*SOURCE RECORDS*.
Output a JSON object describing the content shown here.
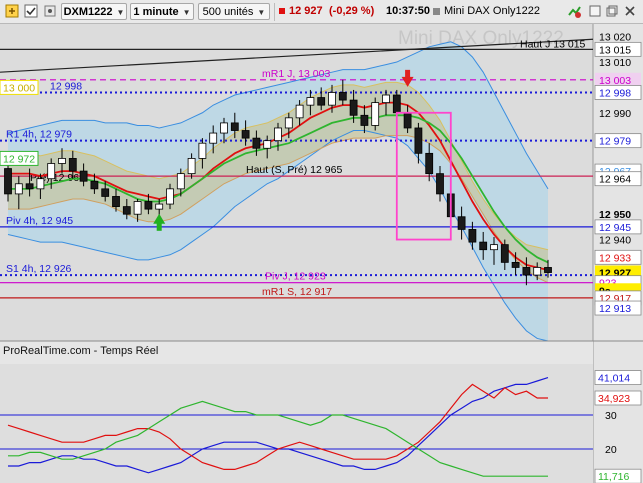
{
  "toolbar": {
    "instrument": "DXM1222",
    "timeframe": "1 minute",
    "units": "500 unités",
    "price": "12 927",
    "change": "(-0,29 %)",
    "time": "10:37:50",
    "name": "Mini DAX Only1222",
    "icons": [
      "link-icon",
      "checkbox-icon",
      "tool-icon",
      "expand-icon",
      "contract-icon",
      "close-icon",
      "chart-settings-icon",
      "refresh-icon"
    ]
  },
  "colors": {
    "background": "#dcdcdc",
    "bollinger_fill": "#b9d7e6",
    "bollinger_line": "#3a8ee0",
    "keltner_fill": "#c7c49a",
    "ma_red": "#e01010",
    "ma_green": "#2fb52f",
    "pivot_blue": "#1a1ad8",
    "resistance_magenta": "#cc00cc",
    "support_red": "#c01818",
    "box": "#ff44cc",
    "down_arrow": "#e02020",
    "up_arrow": "#20b020"
  },
  "chart_data": [
    {
      "type": "candlestick",
      "title": "Mini DAX Only1222",
      "ylim": [
        12900,
        13025
      ],
      "y_ticks": [
        13020,
        13010,
        12990,
        12940
      ],
      "candles": [
        [
          12968,
          12973,
          12955,
          12958
        ],
        [
          12958,
          12965,
          12952,
          12962
        ],
        [
          12962,
          12968,
          12957,
          12960
        ],
        [
          12960,
          12966,
          12956,
          12964
        ],
        [
          12964,
          12972,
          12960,
          12970
        ],
        [
          12970,
          12976,
          12966,
          12972
        ],
        [
          12972,
          12975,
          12964,
          12967
        ],
        [
          12967,
          12970,
          12961,
          12963
        ],
        [
          12963,
          12966,
          12958,
          12960
        ],
        [
          12960,
          12963,
          12955,
          12957
        ],
        [
          12957,
          12960,
          12951,
          12953
        ],
        [
          12953,
          12956,
          12948,
          12950
        ],
        [
          12950,
          12956,
          12947,
          12955
        ],
        [
          12955,
          12958,
          12950,
          12952
        ],
        [
          12952,
          12956,
          12949,
          12954
        ],
        [
          12954,
          12962,
          12952,
          12960
        ],
        [
          12960,
          12968,
          12957,
          12966
        ],
        [
          12966,
          12974,
          12964,
          12972
        ],
        [
          12972,
          12980,
          12968,
          12978
        ],
        [
          12978,
          12985,
          12974,
          12982
        ],
        [
          12982,
          12988,
          12978,
          12986
        ],
        [
          12986,
          12990,
          12980,
          12983
        ],
        [
          12983,
          12987,
          12977,
          12980
        ],
        [
          12980,
          12983,
          12973,
          12976
        ],
        [
          12976,
          12981,
          12972,
          12979
        ],
        [
          12979,
          12986,
          12975,
          12984
        ],
        [
          12984,
          12990,
          12980,
          12988
        ],
        [
          12988,
          12995,
          12985,
          12993
        ],
        [
          12993,
          12999,
          12989,
          12996
        ],
        [
          12996,
          13000,
          12991,
          12993
        ],
        [
          12993,
          13001,
          12990,
          12998
        ],
        [
          12998,
          13003,
          12993,
          12995
        ],
        [
          12995,
          12999,
          12986,
          12989
        ],
        [
          12989,
          12993,
          12982,
          12985
        ],
        [
          12985,
          12996,
          12983,
          12994
        ],
        [
          12994,
          12999,
          12989,
          12997
        ],
        [
          12997,
          12999,
          12988,
          12990
        ],
        [
          12990,
          12993,
          12982,
          12984
        ],
        [
          12984,
          12986,
          12970,
          12974
        ],
        [
          12974,
          12978,
          12963,
          12966
        ],
        [
          12966,
          12969,
          12955,
          12958
        ],
        [
          12958,
          12962,
          12946,
          12949
        ],
        [
          12949,
          12953,
          12940,
          12944
        ],
        [
          12944,
          12947,
          12936,
          12939
        ],
        [
          12939,
          12943,
          12932,
          12936
        ],
        [
          12936,
          12941,
          12930,
          12938
        ],
        [
          12938,
          12940,
          12928,
          12931
        ],
        [
          12931,
          12935,
          12926,
          12929
        ],
        [
          12929,
          12933,
          12922,
          12926
        ],
        [
          12926,
          12931,
          12924,
          12929
        ],
        [
          12929,
          12932,
          12925,
          12927
        ]
      ],
      "bollinger": {
        "upper": [
          12982,
          12983,
          12984,
          12985,
          12986,
          12987,
          12987,
          12987,
          12987,
          12986,
          12986,
          12986,
          12985,
          12985,
          12984,
          12985,
          12986,
          12988,
          12990,
          12993,
          12995,
          12997,
          12998,
          12999,
          13000,
          13001,
          13002,
          13003,
          13004,
          13005,
          13006,
          13007,
          13007,
          13007,
          13008,
          13009,
          13010,
          13012,
          13014,
          13016,
          13017,
          13018,
          13016,
          13012,
          13006,
          12998,
          12990,
          12982,
          12974,
          12967,
          12960
        ],
        "middle": [
          12962,
          12962,
          12962,
          12962,
          12963,
          12963,
          12963,
          12962,
          12962,
          12961,
          12960,
          12959,
          12958,
          12958,
          12958,
          12959,
          12961,
          12963,
          12966,
          12969,
          12972,
          12975,
          12977,
          12979,
          12981,
          12983,
          12985,
          12987,
          12989,
          12991,
          12993,
          12994,
          12995,
          12995,
          12995,
          12995,
          12995,
          12994,
          12993,
          12991,
          12988,
          12985,
          12981,
          12976,
          12971,
          12966,
          12961,
          12956,
          12951,
          12946,
          12942
        ],
        "lower": [
          12942,
          12941,
          12940,
          12939,
          12939,
          12939,
          12938,
          12937,
          12936,
          12935,
          12934,
          12933,
          12932,
          12932,
          12933,
          12934,
          12936,
          12939,
          12942,
          12945,
          12949,
          12953,
          12956,
          12959,
          12962,
          12964,
          12967,
          12970,
          12973,
          12976,
          12979,
          12981,
          12983,
          12983,
          12982,
          12981,
          12980,
          12977,
          12972,
          12967,
          12960,
          12952,
          12945,
          12937,
          12929,
          12922,
          12915,
          12909,
          12904,
          12901,
          12900
        ]
      },
      "ma_red": [
        12966,
        12966,
        12966,
        12965,
        12966,
        12967,
        12967,
        12966,
        12965,
        12963,
        12961,
        12959,
        12958,
        12957,
        12956,
        12957,
        12958,
        12961,
        12964,
        12968,
        12971,
        12974,
        12976,
        12977,
        12978,
        12980,
        12982,
        12985,
        12988,
        12990,
        12992,
        12993,
        12993,
        12992,
        12993,
        12994,
        12994,
        12993,
        12990,
        12985,
        12979,
        12971,
        12963,
        12955,
        12948,
        12942,
        12937,
        12933,
        12930,
        12929,
        12928
      ],
      "ma_green": [
        12960,
        12960,
        12960,
        12961,
        12962,
        12963,
        12964,
        12964,
        12963,
        12962,
        12960,
        12958,
        12956,
        12955,
        12955,
        12956,
        12958,
        12961,
        12964,
        12967,
        12970,
        12972,
        12974,
        12975,
        12976,
        12977,
        12978,
        12980,
        12982,
        12984,
        12986,
        12987,
        12988,
        12988,
        12988,
        12989,
        12989,
        12989,
        12988,
        12986,
        12983,
        12978,
        12972,
        12965,
        12958,
        12951,
        12945,
        12940,
        12936,
        12933,
        12931
      ],
      "hlines": [
        {
          "label": "Haut J 13 015",
          "value": 13015,
          "color": "#222222",
          "style": "solid"
        },
        {
          "label": "mR1 J, 13 003",
          "value": 13003,
          "color": "#cc00cc",
          "style": "dashed"
        },
        {
          "label": "12 998",
          "value": 12998,
          "color": "#1a1ad8",
          "style": "dotted"
        },
        {
          "label": "R1 4h, 12 979",
          "value": 12979,
          "color": "#1a1ad8",
          "style": "dotted"
        },
        {
          "label": "Haut (S, Pré) 12 965",
          "value": 12965,
          "color": "#cc2255",
          "style": "solid"
        },
        {
          "label": "Piv 4h, 12 945",
          "value": 12945,
          "color": "#1a1ad8",
          "style": "solid"
        },
        {
          "label": "S1 4h, 12 926",
          "value": 12926,
          "color": "#1a1ad8",
          "style": "dotted"
        },
        {
          "label": "Piv J, 12 923",
          "value": 12923,
          "color": "#cc00cc",
          "style": "solid"
        },
        {
          "label": "mR1 S, 12 917",
          "value": 12917,
          "color": "#c01818",
          "style": "solid"
        }
      ],
      "right_labels": [
        {
          "text": "13 020",
          "value": 13020,
          "bg": "",
          "fg": "#000000"
        },
        {
          "text": "13 015",
          "value": 13015,
          "bg": "#ffffff",
          "fg": "#000000"
        },
        {
          "text": "13 010",
          "value": 13010,
          "bg": "",
          "fg": "#000000"
        },
        {
          "text": "13 003",
          "value": 13003,
          "bg": "#f0d0f0",
          "fg": "#cc00cc"
        },
        {
          "text": "12 998",
          "value": 12998,
          "bg": "#ffffff",
          "fg": "#1a1ad8"
        },
        {
          "text": "12 990",
          "value": 12990,
          "bg": "",
          "fg": "#000000"
        },
        {
          "text": "12 979",
          "value": 12979,
          "bg": "#ffffff",
          "fg": "#1a1ad8"
        },
        {
          "text": "12 967",
          "value": 12967,
          "bg": "#ffffff",
          "fg": "#3a8ee0"
        },
        {
          "text": "12 965",
          "value": 12965,
          "bg": "",
          "fg": "#000000"
        },
        {
          "text": "12 964",
          "value": 12964,
          "bg": "#ffffff",
          "fg": "#000000"
        },
        {
          "text": "12 950",
          "value": 12950,
          "bg": "",
          "fg": "#000000"
        },
        {
          "text": "12 945",
          "value": 12945,
          "bg": "#ffffff",
          "fg": "#1a1ad8"
        },
        {
          "text": "12 940",
          "value": 12940,
          "bg": "",
          "fg": "#000000"
        },
        {
          "text": "12 933",
          "value": 12933,
          "bg": "#ffffff",
          "fg": "#e01010"
        },
        {
          "text": "12 927",
          "value": 12927,
          "bg": "#ffee00",
          "fg": "#000000"
        },
        {
          "text": "923",
          "value": 12923,
          "bg": "#ffffff",
          "fg": "#cc00cc"
        },
        {
          "text": "9s",
          "value": 12920,
          "bg": "#ffee00",
          "fg": "#000000"
        },
        {
          "text": "12 917",
          "value": 12917,
          "bg": "#ffffff",
          "fg": "#c01818"
        },
        {
          "text": "12 913",
          "value": 12913,
          "bg": "#ffffff",
          "fg": "#1a1ad8"
        }
      ],
      "left_labels": [
        {
          "text": "13 000",
          "value": 13000,
          "color": "#f0e000"
        },
        {
          "text": "12 972",
          "value": 12972,
          "color": "#2fb52f"
        }
      ],
      "extra_texts": [
        "Pré) 12 96",
        "S, Pré) 12 957 00"
      ],
      "markers": [
        {
          "type": "down-arrow",
          "x_index": 37,
          "value": 13001
        },
        {
          "type": "up-arrow",
          "x_index": 14,
          "value": 12947
        }
      ],
      "box": {
        "x_start": 36,
        "x_end": 41,
        "y_top": 12990,
        "y_bottom": 12940
      }
    },
    {
      "type": "line",
      "title": "ProRealTime.com - Temps Réel",
      "ylim": [
        10,
        45
      ],
      "y_ticks": [
        30,
        20
      ],
      "hlines": [
        30,
        20
      ],
      "series": [
        {
          "name": "",
          "color": "#1a1ad8",
          "last_label": "41,014",
          "values": [
            15,
            15,
            16,
            16,
            17,
            18,
            18,
            17,
            17,
            16,
            15,
            15,
            14,
            13,
            14,
            15,
            16,
            18,
            20,
            21,
            22,
            22,
            22,
            22,
            21,
            20,
            20,
            19,
            18,
            17,
            16,
            15,
            15,
            14,
            14,
            15,
            16,
            18,
            21,
            24,
            27,
            30,
            32,
            34,
            35,
            37,
            38,
            39,
            39,
            40,
            41
          ]
        },
        {
          "name": "",
          "color": "#e01010",
          "last_label": "34,923",
          "values": [
            27,
            26,
            25,
            24,
            23,
            22,
            22,
            22,
            23,
            24,
            24,
            25,
            26,
            26,
            25,
            23,
            20,
            18,
            16,
            15,
            14,
            14,
            15,
            16,
            18,
            20,
            21,
            22,
            21,
            20,
            19,
            18,
            17,
            17,
            17,
            17,
            18,
            20,
            22,
            25,
            28,
            32,
            36,
            39,
            37,
            35,
            38,
            36,
            37,
            35,
            35
          ]
        },
        {
          "name": "",
          "color": "#2fb52f",
          "last_label": "11,716",
          "values": [
            18,
            18,
            19,
            19,
            18,
            17,
            17,
            18,
            19,
            20,
            22,
            23,
            24,
            26,
            28,
            30,
            32,
            33,
            34,
            33,
            32,
            31,
            31,
            30,
            30,
            30,
            29,
            28,
            27,
            28,
            30,
            30,
            29,
            28,
            27,
            26,
            24,
            22,
            20,
            18,
            16,
            15,
            14,
            13,
            12,
            12,
            12,
            12,
            12,
            12,
            12
          ]
        }
      ]
    }
  ],
  "watermark": "Mini DAX Only1222",
  "panel_title": "ProRealTime.com - Temps Réel"
}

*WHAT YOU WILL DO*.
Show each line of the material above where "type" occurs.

*OUTPUT FOR THIS TASK*.
      "type": "candlestick",
          "type": "down-arrow",
          "type": "up-arrow",
      "type": "line",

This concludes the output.